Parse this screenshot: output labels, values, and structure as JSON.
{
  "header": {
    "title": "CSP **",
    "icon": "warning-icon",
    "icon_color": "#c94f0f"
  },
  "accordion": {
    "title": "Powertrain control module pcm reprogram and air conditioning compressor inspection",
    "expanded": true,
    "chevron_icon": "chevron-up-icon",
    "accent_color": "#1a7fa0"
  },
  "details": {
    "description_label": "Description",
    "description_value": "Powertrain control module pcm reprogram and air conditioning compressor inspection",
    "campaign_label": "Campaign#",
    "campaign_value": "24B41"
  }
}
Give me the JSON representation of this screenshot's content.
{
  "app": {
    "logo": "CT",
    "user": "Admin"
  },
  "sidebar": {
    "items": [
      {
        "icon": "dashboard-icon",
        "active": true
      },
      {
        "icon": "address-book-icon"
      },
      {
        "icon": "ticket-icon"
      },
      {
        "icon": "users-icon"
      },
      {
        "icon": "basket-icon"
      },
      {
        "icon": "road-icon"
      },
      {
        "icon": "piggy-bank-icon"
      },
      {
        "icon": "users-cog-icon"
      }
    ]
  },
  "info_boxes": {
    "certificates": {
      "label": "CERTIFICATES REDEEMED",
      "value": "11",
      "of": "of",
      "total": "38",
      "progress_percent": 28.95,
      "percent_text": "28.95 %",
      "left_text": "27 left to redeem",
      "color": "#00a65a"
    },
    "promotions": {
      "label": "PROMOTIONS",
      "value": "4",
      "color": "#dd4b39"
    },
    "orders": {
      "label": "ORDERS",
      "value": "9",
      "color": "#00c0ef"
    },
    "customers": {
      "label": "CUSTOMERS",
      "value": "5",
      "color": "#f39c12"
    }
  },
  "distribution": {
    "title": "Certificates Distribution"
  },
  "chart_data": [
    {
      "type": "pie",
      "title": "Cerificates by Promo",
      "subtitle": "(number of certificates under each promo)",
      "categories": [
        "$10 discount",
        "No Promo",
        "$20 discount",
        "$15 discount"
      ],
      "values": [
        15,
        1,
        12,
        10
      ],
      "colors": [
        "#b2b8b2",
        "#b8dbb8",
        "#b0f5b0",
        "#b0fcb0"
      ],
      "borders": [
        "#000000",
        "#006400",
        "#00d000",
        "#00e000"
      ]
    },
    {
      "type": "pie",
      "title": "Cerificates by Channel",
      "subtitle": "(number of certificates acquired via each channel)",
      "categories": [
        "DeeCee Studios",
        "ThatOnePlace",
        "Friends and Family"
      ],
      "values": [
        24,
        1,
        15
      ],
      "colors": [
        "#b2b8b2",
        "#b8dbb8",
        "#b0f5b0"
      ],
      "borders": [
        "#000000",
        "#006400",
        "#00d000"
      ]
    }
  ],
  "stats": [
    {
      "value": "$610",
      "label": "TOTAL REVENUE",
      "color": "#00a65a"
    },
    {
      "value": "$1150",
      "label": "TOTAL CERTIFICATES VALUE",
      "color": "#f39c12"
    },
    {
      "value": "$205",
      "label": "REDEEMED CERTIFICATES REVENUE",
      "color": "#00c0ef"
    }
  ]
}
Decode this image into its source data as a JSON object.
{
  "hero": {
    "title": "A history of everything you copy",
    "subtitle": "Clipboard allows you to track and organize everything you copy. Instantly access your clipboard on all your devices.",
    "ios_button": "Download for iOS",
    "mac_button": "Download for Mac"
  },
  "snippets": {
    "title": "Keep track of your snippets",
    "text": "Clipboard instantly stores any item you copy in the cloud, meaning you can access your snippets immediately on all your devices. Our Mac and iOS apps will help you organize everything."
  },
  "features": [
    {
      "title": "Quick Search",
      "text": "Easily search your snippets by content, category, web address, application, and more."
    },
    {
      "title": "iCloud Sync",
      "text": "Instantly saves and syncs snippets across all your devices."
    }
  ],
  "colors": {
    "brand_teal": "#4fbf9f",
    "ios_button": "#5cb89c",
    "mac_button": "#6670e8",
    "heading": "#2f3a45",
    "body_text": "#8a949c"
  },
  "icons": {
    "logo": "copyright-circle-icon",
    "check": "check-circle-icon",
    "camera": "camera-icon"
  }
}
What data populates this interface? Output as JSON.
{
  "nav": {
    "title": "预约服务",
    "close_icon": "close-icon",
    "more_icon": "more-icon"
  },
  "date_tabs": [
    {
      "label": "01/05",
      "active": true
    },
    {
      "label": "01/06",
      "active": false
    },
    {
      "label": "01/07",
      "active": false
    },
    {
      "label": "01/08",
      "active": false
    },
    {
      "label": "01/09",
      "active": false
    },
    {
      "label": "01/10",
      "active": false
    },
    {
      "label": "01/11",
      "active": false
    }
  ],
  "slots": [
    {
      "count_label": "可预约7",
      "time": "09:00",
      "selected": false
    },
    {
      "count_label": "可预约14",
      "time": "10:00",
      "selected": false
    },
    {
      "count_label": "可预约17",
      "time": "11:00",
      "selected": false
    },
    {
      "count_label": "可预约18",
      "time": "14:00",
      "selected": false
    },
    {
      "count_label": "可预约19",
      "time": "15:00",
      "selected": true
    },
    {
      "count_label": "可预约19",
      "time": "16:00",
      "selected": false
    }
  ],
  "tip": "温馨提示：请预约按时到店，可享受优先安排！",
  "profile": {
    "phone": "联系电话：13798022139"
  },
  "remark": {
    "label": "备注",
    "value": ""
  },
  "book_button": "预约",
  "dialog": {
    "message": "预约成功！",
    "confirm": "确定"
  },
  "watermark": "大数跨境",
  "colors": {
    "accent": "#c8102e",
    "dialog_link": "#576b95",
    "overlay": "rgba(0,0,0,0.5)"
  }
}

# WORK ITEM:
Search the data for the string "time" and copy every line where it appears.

# TASK OUTPUT:
      "time": "09:00",
      "time": "10:00",
      "time": "11:00",
      "time": "14:00",
      "time": "15:00",
      "time": "16:00",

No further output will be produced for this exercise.